I can see all the sides.
As a man who’s been the one to defend the honor of a loved one, I get it. Standing up for your wife or girlfriend isn’t something you can easily live down if it’s a responsibility you choose to shirk.
As a performer who’s been on the stage when someone has stormed it — you’re incredibly exposed. You have lights in your eyes, you can’t see what’s coming and it should be a place where you’re safe to do your thing.
As someone who’s been bullied and mocked for simply existing or for something that is out of my control, being humiliated in front of a room full of people is a wholly traumatic experience.
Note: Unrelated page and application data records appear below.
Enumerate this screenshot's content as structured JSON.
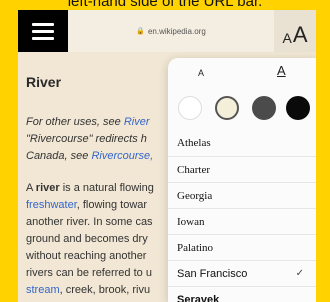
{
  "caption": "left-hand side of the URL bar.",
  "browser": {
    "url": "en.wikipedia.org",
    "text_size_icon_small": "A",
    "text_size_icon_large": "A"
  },
  "article": {
    "title": "River",
    "hatnote_lines": [
      [
        "For other uses, see ",
        "River",
        ""
      ],
      [
        "\"Rivercourse\" redirects h",
        "",
        ""
      ],
      [
        "Canada, see ",
        "Rivercourse,",
        ""
      ]
    ],
    "body_lines": [
      [
        "A ",
        "river",
        " is a natural flowing"
      ],
      [
        "",
        "freshwater",
        ", flowing towar"
      ],
      [
        "another river. In some cas",
        "",
        ""
      ],
      [
        "ground and becomes dry",
        "",
        ""
      ],
      [
        "without reaching another",
        "",
        ""
      ],
      [
        "rivers can be referred to u",
        "",
        ""
      ],
      [
        "",
        "stream",
        ", creek, brook, rivu"
      ]
    ]
  },
  "reader_settings": {
    "size_small": "A",
    "size_large": "A",
    "themes": [
      "white",
      "sepia",
      "gray",
      "black"
    ],
    "selected_theme": "sepia",
    "fonts": [
      "Athelas",
      "Charter",
      "Georgia",
      "Iowan",
      "Palatino",
      "San Francisco",
      "Seravek"
    ],
    "selected_font": "San Francisco",
    "check_mark": "✓"
  },
  "colors": {
    "background": "#ffd200",
    "link": "#3366cc",
    "page": "#f1e7d4"
  }
}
What happened at the Oscars last night (as I’m writing this) is a tremendously unfortunate situation for all involved. I’m sure this is only one of the myriad think pieces that you’ll read about it, and I know this’ll hit the stands a couple weeks after the hubbub has died down.
There’s one thing that stands out to me that I have yet to see really discussed (even though there’s a literal million tweet threads already out there in 12 hours since the slap heard ‘round the world).
For the one or two people who somehow missed the whole thing: Oscars host Chris Rock made an off-the-cuff joke about Jada Pinkett Smith’s bald head — referencing GI Jane, a movie where Demi Moore shaved her head for the role that came out 25 years ago. Jada only revealed her struggle with alopecia a few months ago, and it’s clearly a sensitive topic for her. Will Smith, her husband, reacted by getting up from his seat, calmly walking up the stairs onto the stage and, in Chris Rock’s stunned words right after the moment occurred, “smacked the shit,” out of him.
Everyone in the nation appears to have an opinion on the matter, and as Americans are wont to do, split into two camps – one defending Smith’s actions and one condemning them.
I’m not going to do either.
What I am going to do is address this: We live in a time where “toxic masculinity” is a hot-button topic. The concept addresses long-standing social norms around male behavior that have allowed for a culture of violence to persist for thousands of years — that men are only allowed to demonstrate emotion when it’s steeped in violent aggression, that anything else is considered weak; and it must be rehabilitated to a gentler ideal of what masculinity means.
This is a topic that has also led to a predictable backlash from camps of men seeking to “reclaim their power” as so-called “alpha males.” I dove into that in this very column back in January — “Form a gang and raid east to west until you’re Governor or dead!” — where this incel subculture of seething toxic rage drove 47-year-old Lyndon McLeod to murder five people and wound two more in a shooting spree across the Denver metro area on Dec. 27.
From an armchair sociologist’s perspective I’ve noticed a curious double standard in regard to how people are responding to what occurred last night. Many of the same people who are highly critical and vocal about toxic masculinity are also vocally supportive of Smith’s behavior at the 94th Annual Academy Awards.
That is some heady cognitive dissonance, indeed.
Whether or not Will Smith should be lauded or pilloried for what he did is something that will certainly be a source of discourse for a while. Regardless, it’s fair to say that there’s a disconnect at play when we’re talking about the expectations placed on men in this particular time — where he can be both attacked for demonstrating toxic masculinity and also championed for standing up for his wife using violence as a tool. I’ll say this: